The divided opinion of Bitcoin Core and Bitcoin ABC on the Bitcoin positioning has led to the current co-existence of BTC and BCH. As the cryptocurrency with the largest market value, Bitcoin now boasts a massive user base, but it has gradually become a means of transfer exclusive for professional institutions and key accounts. For ordinary users, the high miner fee and slow transaction speed elevate Bitcoin’s transaction costs. The 100 free accelerations offered by ViaBTC every hour are often carved up by minders in seconds. This can indirectly attest to the dissatisfaction of users with the Bitcoin congestion. Compared with Bitcoin, BCH delivers a much better trading experience. Despite its suitability for transfers, BCH remains unknown to many users since it is a forked coin of Bitcoin. In other words, it has a smaller user base than the world’s best-known cryptocurrency.

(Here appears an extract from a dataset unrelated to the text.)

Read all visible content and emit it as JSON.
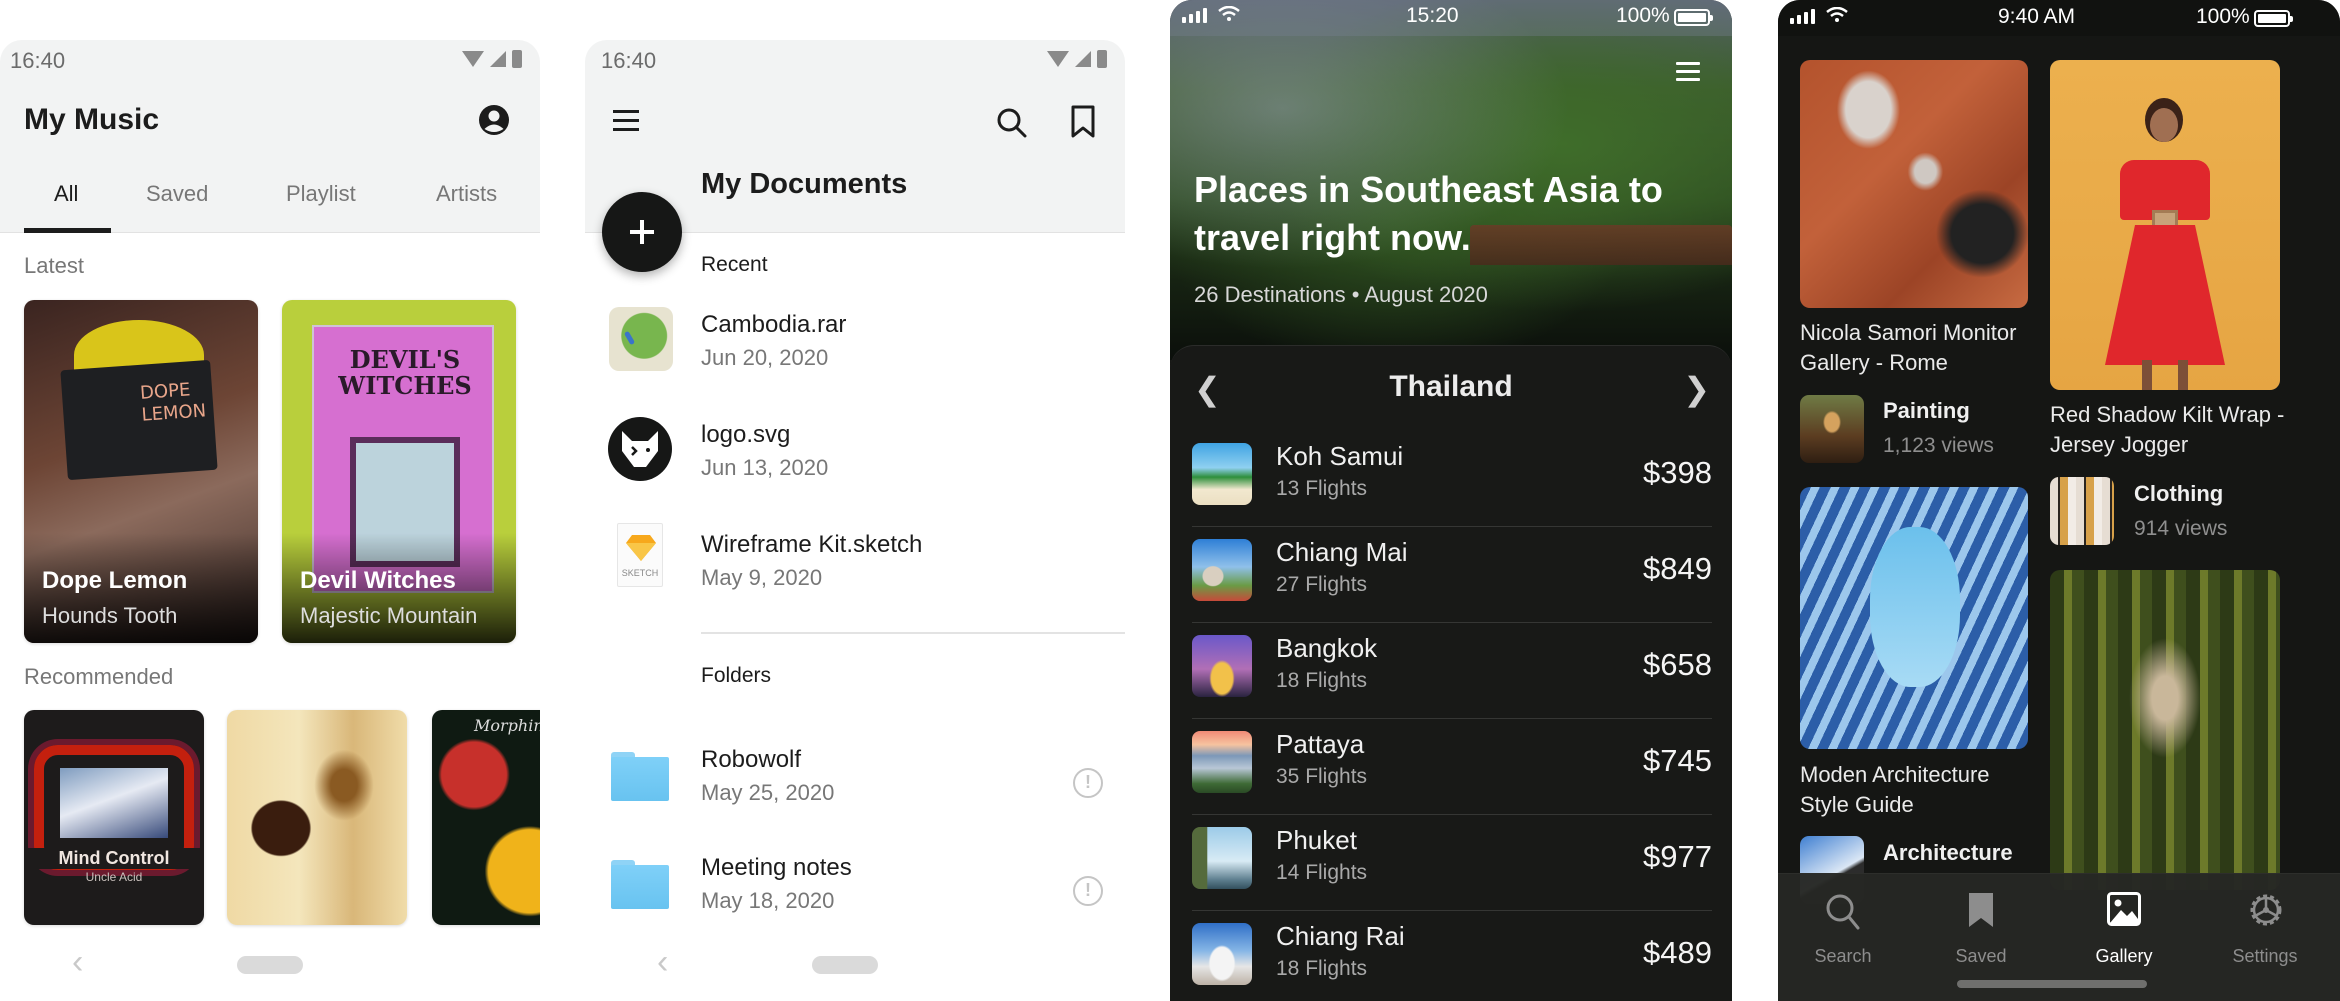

Looking to the future, Bitcoin will face many problems with its transaction experience. The cryptocurrency has seen its trading advantages wearing thin, with the emergence of many other better digital currencies that can be used for peer-to-peer transactions. Far from the “peer-to-peer electronic cash system”, a positioning initiated by Satoshi Nakamoto, Bitcoin currently is more about providing its latecomers with the technical architecture and network structure for peer-to-peer transactions. Today, it has become a consensus-underpinned value storage network, as envisioned by the Bitcoin Core team.